WORK REQUEST:
Copy, from the data below, every line that has "blue" in it.

INPUT DATA START

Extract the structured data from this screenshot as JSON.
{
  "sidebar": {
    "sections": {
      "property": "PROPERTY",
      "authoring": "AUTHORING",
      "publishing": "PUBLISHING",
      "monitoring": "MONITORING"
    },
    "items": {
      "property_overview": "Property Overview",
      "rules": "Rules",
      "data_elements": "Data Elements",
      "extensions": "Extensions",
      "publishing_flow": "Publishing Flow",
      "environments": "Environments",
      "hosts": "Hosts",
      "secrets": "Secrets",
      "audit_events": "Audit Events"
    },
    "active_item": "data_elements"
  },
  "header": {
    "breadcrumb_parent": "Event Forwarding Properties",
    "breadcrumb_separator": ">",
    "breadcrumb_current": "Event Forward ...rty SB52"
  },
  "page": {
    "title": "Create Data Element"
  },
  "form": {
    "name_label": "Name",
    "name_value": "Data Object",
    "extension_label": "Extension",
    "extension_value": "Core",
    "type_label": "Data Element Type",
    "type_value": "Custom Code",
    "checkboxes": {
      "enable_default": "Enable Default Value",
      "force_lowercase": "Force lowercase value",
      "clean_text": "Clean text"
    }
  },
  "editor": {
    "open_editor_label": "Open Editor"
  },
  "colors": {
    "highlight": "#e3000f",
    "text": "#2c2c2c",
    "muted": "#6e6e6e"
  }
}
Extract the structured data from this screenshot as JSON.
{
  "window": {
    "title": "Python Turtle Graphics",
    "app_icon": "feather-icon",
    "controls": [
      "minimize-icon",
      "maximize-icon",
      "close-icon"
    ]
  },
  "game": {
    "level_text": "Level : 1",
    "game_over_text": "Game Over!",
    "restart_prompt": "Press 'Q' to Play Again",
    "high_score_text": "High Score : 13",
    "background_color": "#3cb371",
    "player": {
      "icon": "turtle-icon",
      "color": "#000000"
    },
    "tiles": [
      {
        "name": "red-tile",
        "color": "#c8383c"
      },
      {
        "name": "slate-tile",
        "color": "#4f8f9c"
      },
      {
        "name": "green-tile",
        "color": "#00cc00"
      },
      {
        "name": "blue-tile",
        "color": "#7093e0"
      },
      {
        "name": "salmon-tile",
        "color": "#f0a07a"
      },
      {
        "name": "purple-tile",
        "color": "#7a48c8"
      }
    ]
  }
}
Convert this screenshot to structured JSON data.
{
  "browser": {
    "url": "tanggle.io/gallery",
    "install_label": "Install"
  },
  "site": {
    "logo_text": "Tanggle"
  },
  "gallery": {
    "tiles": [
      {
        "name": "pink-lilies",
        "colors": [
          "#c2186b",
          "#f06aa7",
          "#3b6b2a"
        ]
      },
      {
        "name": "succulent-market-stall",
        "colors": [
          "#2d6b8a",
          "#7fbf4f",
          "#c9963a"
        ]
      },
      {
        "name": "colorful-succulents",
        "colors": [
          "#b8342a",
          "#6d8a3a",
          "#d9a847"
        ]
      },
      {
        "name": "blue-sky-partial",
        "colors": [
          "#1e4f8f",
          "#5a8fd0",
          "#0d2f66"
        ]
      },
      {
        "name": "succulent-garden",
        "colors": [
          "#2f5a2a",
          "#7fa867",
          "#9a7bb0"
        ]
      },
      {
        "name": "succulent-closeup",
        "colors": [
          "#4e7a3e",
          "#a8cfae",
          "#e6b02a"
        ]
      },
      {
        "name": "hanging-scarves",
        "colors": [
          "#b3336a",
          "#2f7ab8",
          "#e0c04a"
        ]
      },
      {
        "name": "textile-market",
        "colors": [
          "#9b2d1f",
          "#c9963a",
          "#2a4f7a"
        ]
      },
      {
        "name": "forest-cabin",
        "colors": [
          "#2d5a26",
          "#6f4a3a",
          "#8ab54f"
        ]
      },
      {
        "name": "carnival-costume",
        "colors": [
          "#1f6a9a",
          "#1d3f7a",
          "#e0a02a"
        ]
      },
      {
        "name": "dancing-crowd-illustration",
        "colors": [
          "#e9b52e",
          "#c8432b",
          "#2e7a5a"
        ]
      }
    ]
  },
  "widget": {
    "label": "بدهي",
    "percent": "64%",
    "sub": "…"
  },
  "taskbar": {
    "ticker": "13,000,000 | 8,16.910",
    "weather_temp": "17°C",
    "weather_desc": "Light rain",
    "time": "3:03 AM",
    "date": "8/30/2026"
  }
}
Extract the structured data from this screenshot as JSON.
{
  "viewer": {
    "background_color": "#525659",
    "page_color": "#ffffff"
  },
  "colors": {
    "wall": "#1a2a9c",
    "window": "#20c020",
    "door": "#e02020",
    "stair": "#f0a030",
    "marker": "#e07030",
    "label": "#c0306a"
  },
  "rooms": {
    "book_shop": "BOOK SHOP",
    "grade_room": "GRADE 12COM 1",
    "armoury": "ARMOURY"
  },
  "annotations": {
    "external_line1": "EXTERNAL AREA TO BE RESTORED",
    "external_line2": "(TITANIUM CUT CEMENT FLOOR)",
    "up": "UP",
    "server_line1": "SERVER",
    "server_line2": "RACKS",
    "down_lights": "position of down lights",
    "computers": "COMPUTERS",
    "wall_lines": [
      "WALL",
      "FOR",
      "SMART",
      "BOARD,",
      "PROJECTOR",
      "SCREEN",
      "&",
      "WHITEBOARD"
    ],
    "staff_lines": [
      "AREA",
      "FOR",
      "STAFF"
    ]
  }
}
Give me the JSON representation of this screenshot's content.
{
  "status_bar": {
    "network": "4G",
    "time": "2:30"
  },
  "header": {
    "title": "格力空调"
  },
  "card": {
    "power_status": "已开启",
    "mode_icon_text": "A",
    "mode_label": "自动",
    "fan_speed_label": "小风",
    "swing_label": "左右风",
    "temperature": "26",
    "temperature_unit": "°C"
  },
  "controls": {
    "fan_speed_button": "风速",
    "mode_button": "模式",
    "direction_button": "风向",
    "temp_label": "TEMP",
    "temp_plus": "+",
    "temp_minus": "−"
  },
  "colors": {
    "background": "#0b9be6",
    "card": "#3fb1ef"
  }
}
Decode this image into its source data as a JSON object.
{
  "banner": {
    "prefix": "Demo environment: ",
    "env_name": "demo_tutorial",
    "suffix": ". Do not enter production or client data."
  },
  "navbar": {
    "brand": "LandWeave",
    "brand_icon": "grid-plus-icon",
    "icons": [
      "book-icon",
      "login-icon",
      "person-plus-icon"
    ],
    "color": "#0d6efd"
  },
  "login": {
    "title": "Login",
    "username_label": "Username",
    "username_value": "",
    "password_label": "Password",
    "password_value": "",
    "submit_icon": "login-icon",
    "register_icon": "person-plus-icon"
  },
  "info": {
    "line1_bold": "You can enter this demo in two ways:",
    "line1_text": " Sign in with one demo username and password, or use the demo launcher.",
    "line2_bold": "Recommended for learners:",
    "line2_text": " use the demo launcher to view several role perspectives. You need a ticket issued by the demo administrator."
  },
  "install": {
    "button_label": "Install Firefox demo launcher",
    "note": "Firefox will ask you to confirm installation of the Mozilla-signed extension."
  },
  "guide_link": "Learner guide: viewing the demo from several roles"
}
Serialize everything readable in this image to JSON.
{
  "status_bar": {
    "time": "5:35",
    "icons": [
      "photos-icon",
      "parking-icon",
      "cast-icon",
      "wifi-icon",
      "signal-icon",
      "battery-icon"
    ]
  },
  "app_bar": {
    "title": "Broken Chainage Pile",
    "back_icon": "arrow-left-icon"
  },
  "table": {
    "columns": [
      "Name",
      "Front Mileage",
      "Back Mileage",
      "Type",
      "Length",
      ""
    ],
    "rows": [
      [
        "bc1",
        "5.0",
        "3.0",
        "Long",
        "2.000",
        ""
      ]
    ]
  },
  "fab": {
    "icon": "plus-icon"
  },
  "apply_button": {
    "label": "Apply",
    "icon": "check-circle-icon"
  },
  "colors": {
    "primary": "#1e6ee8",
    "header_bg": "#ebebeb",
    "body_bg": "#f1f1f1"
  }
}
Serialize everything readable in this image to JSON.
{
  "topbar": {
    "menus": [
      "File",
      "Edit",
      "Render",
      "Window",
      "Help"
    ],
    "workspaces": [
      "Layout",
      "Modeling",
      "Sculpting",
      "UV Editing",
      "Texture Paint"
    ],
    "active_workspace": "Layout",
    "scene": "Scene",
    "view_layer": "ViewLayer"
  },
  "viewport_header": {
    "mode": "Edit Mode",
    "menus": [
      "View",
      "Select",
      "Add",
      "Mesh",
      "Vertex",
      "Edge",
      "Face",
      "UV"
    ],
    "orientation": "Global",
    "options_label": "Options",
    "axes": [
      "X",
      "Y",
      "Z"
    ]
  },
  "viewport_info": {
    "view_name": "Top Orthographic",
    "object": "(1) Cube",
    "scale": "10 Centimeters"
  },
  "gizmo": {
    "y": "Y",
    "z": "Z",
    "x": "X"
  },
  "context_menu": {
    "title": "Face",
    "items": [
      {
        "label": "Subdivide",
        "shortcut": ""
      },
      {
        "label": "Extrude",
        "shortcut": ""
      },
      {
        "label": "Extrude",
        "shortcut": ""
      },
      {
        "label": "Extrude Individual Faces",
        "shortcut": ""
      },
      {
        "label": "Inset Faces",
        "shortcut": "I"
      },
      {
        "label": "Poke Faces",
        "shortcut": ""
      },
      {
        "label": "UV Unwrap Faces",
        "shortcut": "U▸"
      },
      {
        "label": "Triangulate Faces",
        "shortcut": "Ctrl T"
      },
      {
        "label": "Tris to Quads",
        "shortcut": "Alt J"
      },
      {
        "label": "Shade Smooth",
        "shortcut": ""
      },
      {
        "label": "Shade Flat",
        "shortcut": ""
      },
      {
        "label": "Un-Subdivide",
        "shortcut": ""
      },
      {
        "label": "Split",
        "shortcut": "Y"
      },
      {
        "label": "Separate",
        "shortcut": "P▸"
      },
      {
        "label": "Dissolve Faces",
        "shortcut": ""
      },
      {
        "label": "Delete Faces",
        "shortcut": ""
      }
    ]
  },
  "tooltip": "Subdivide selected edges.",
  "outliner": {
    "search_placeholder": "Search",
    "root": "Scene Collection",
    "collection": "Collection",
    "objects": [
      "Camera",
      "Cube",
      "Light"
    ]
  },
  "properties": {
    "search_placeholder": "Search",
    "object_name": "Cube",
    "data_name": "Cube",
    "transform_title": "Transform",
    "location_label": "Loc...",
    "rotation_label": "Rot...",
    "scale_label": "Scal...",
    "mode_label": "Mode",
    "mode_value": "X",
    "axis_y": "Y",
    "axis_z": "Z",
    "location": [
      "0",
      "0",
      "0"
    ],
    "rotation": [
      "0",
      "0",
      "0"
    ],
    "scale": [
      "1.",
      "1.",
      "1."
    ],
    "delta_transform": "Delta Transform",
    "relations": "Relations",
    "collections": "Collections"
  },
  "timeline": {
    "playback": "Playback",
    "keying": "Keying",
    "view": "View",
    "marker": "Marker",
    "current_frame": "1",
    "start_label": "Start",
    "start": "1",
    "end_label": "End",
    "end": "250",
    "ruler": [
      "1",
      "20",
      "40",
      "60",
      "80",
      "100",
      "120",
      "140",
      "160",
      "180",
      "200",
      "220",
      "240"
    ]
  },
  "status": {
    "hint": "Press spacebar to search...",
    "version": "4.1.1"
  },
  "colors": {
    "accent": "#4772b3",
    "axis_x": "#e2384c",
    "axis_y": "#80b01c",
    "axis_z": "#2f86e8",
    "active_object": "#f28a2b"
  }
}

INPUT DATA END

YOUR RESPONSE:
        "name": "blue-tile",
        "name": "blue-sky-partial",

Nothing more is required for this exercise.